Plans Shown for East River Esplanade Pavilion, Museum

Rendering of the planned Maiden Lane Pavilion, as seen from the East River esplanade. Rendering by the Economic Development Corp.

Feb. 07, 2013

By year’s end, a stroller can take a pleasant walk along the East River from the Brooklyn Bridge all the way down to the tip of Manhattan.

The soon-to-be completed stretch of waterfront is part of a greenway that will provide cyclists and pedestrians with a vehicle-free loop between Manhattan's east side and the five-mile-long stretch of Hudson River Park.

The final section of the $150 million esplanade overhaul, between the Manhattan and Brooklyn bridges (as yet not designed), is planned to be completed next year.

This month, two Community Board 1 committees got a first glimpse of the plans for the southernmost portion of the esplanade.

Renderings presented by officials of the Economic Development Corp., the city agency in charge of the work, showed an attractive esplanade with a maritime “educational center,” two restaurants and a new walkway, among other public amenities. Pier 15 in the South Street Seaport is slated to house the glass-enclosed maritime center and a café, which will be surrounded by historic ships and offer panoramic views of the harbor.

The walkway will link the pier to the southern Financial District, allowing pedestrians and cyclists to travel along the waterfront from Pier 17 to South Street at Whitehall. For hungry passers-by, there will also be a restaurant in a new, brightly-lit pavilion tucked underneath the FDR Drive at South Street and Maiden Lane.

The Pier 15 café and the restaurant in the Maiden Lane Pavilion, both to be operated by Merchants Hospitality, is expected to open by Memorial Day. Also come spring, the portion of the esplanade that extends from Wall Street to the tip of Manhattan will be ready for use.

Public restrooms will be installed at John Street.

The mechanical equipment servicing these and the other East River waterfront pavilions were heavily damaged by Hurricane Sandy, causing a two-month delay in construction, according to Terri Bahr, an EDC project manager. 

“It’s just taken a long time to agree to what the insurance companies will front in order to get things replaced,” she explained. 

The renovated esplanade is being transformed from a dilapidated space into an expansive walkway with curved seating, extensive plantings and sleek, grey-and-white pavers. Down by the eastern edge of Wall Street, mesh fencing will separate pedestrians from cyclists. (The EDC redesigned the buffer—originally slated to be a 6-foot-high aluminum wall—after it received negative feedback from CB1 in 2010.)

Modifications have also been made to a popular dog run at Wall Street. The EDC got rid of the fencing used to separate large and small dogs. “We were told by the dog owners that they wanted just wide open space,” Julieanne Herskowitz, an EDC property manager said.
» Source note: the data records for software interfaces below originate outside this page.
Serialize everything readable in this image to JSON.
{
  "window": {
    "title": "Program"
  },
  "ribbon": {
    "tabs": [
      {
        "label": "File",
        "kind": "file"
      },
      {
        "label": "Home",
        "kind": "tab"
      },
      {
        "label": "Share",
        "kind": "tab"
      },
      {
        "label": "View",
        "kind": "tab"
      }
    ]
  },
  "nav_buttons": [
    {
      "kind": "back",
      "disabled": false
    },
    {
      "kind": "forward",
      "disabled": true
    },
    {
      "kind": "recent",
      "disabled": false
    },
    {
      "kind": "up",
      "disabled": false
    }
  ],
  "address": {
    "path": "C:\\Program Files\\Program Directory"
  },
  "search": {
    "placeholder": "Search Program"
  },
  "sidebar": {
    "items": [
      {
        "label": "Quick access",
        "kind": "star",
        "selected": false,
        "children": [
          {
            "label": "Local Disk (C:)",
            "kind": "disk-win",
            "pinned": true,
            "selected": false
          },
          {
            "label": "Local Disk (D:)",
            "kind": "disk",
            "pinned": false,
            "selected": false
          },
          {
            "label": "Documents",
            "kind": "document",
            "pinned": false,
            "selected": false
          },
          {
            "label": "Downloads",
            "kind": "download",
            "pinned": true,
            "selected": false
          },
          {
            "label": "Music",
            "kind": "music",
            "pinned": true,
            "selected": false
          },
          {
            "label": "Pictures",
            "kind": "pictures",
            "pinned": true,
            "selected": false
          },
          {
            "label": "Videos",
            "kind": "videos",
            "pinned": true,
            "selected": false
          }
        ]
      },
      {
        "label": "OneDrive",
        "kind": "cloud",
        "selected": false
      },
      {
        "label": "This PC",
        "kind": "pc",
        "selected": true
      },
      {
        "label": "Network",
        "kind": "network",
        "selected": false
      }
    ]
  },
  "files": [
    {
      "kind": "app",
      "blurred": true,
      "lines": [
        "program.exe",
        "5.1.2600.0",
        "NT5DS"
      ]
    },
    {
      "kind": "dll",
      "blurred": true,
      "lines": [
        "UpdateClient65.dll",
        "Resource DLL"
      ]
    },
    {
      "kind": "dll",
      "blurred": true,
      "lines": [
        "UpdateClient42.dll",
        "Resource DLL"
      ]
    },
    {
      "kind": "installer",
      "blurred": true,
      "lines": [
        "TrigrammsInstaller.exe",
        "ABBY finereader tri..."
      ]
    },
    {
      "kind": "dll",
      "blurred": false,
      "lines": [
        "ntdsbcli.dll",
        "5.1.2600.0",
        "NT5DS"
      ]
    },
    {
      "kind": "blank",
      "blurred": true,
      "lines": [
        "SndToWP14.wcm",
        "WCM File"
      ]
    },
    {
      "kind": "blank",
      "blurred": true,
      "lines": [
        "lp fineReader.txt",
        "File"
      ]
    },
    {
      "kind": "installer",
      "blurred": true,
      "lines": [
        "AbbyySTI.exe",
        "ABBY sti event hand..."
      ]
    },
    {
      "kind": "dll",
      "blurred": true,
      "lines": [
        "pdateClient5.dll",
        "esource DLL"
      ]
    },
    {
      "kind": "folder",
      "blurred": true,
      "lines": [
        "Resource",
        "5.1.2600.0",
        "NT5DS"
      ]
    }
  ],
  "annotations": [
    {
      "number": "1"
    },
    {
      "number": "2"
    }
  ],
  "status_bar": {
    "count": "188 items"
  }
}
Seaport Committee member Joseph Lerner voiced concern that the Pier 15 café will encroach on what currently is public space. “Even now,” he said, “there’s not a surplus of seating on both the upper and lower levels. You’re taking away...what we thought was public space.”

Herskowitz said the city would be willing to address any public space issues after the café opens.

The café area “is a relatively small space in comparison to the entire layout of the pier,” Herskowitz said, “[but] if this is a request, then it is something we can certainly look at.”

The city is repairing the pier’s decking and seating, which already has been damaged by skateboarders in the short time since it opened. Those repairs are expected to be completed by the summer in preparation for the seasonal influx of tourists.